> [WHAT YOU HAVE TO DO]: Working from the listing below, set down every line exactly.

> [PROVIDED MATERIAL]:
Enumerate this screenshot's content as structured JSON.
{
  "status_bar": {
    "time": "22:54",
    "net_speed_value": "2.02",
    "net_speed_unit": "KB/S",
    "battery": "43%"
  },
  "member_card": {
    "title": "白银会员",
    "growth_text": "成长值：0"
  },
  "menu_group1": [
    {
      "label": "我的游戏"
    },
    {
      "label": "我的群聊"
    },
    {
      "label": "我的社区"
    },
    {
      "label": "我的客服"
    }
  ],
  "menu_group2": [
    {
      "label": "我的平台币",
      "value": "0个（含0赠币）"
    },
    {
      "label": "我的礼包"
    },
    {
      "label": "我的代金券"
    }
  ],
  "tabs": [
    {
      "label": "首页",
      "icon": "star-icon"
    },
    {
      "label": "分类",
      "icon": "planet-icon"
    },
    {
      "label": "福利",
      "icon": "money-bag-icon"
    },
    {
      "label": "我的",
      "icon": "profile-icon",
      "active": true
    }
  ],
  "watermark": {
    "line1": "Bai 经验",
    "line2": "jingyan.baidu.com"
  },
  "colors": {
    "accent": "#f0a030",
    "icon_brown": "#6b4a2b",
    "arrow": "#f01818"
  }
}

> [FINAL ANSWER]:
Enumerate this screenshot's content as structured JSON.
{
  "status_bar": {
    "time": "22:54",
    "net_speed_value": "2.02",
    "net_speed_unit": "KB/S",
    "battery": "43%"
  },
  "member_card": {
    "title": "白银会员",
    "growth_text": "成长值：0"
  },
  "menu_group1": [
    {
      "label": "我的游戏"
    },
    {
      "label": "我的群聊"
    },
    {
      "label": "我的社区"
    },
    {
      "label": "我的客服"
    }
  ],
  "menu_group2": [
    {
      "label": "我的平台币",
      "value": "0个（含0赠币）"
    },
    {
      "label": "我的礼包"
    },
    {
      "label": "我的代金券"
    }
  ],
  "tabs": [
    {
      "label": "首页",
      "icon": "star-icon"
    },
    {
      "label": "分类",
      "icon": "planet-icon"
    },
    {
      "label": "福利",
      "icon": "money-bag-icon"
    },
    {
      "label": "我的",
      "icon": "profile-icon",
      "active": true
    }
  ],
  "watermark": {
    "line1": "Bai 经验",
    "line2": "jingyan.baidu.com"
  },
  "colors": {
    "accent": "#f0a030",
    "icon_brown": "#6b4a2b",
    "arrow": "#f01818"
  }
}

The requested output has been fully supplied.